My rating – Flicka 5/5, Thunderhead 3/5.

Jane Badger’s Jill fan-fiction novel, Jill and the Lost Ponies. If you liked the Jill books, you will love it. She absolutely captures the essence of Ruby Ferguson’s heroine. And it finishes the Jill story so much better than Pony Jobs for Jill ever did! Available on Kindle only.

My rating – 5/5

The rest of the books mentioned below were all bought for my Kindle, and were re-published for Kindle by Jane Badger Books.  You can download these from Amazon.com, if you type in the author’s name or the book title, you should find them easily.

Caroline Akrill’s Showring series. I have to be honest here and say Nah, these books didn’t do it for me. I think a lot of my problem was the ‘posh’ English being used throughout. Or perhaps the fact that I’m a little bit biased against the whole idea of showing.

My rating – 3/5

The Horse from the Black Loch by Patricia Leitch. This is a strange story where the supernatural meets the real world with no attempt at explanation – we must simply accept that there are mysteries in this world that will never be understood.  It’s a good read, it gallops along as a well-paced children’s adventure story rather than a full-on pony book.

My rating – 4/5 with the caveat that it’s more adventure than horsiness!

Josephine Pullein-Thompson’s Noel and Henry books; Six Ponies, Pony Club Team and The Radney Riding Club. This series follow the lives of a memorable cast of teenage characters over the course of a couple of summers.  Good fun, realistic characters and genuine horsiness throughout.

My rating – 5/5

I’m also half-way through Jane’s book, Heroines on Horseback, which is an in-depth study of the pony book as a genre, starting at the very beginning with Black Beauty and working up to the 1970s. It’s an academic read and not something I want to devour in one sitting. What I find is that most chapters evoke memories which have long been buried in my mind.

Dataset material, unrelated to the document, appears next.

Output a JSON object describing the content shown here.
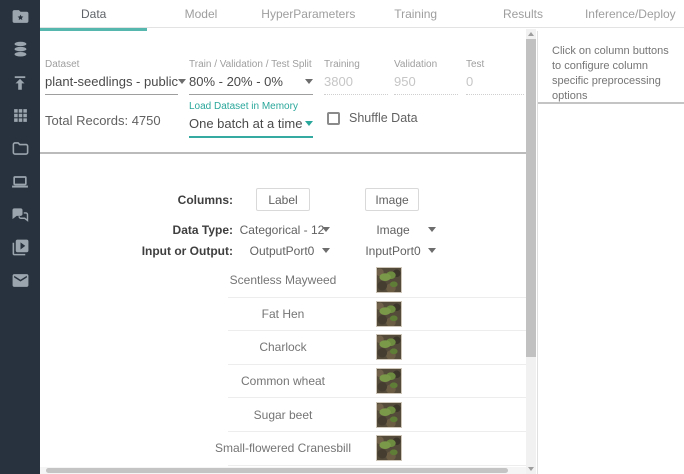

It’s great as a trip down Nostalgia Lane, and it reaffirms my new-found determination to be unashamed by my choice of reading material. Ever again.

One final remark – there is a little part of me that is wondering if reading these old favourites is helping me to compensate for the fact that I’m no longer riding. I no longer pony-mad and pony-less, but there are times I long to be able to stomp through the woods with Flurry, my little bulldozer.

Happy gotcha day, Monsieur Mustache.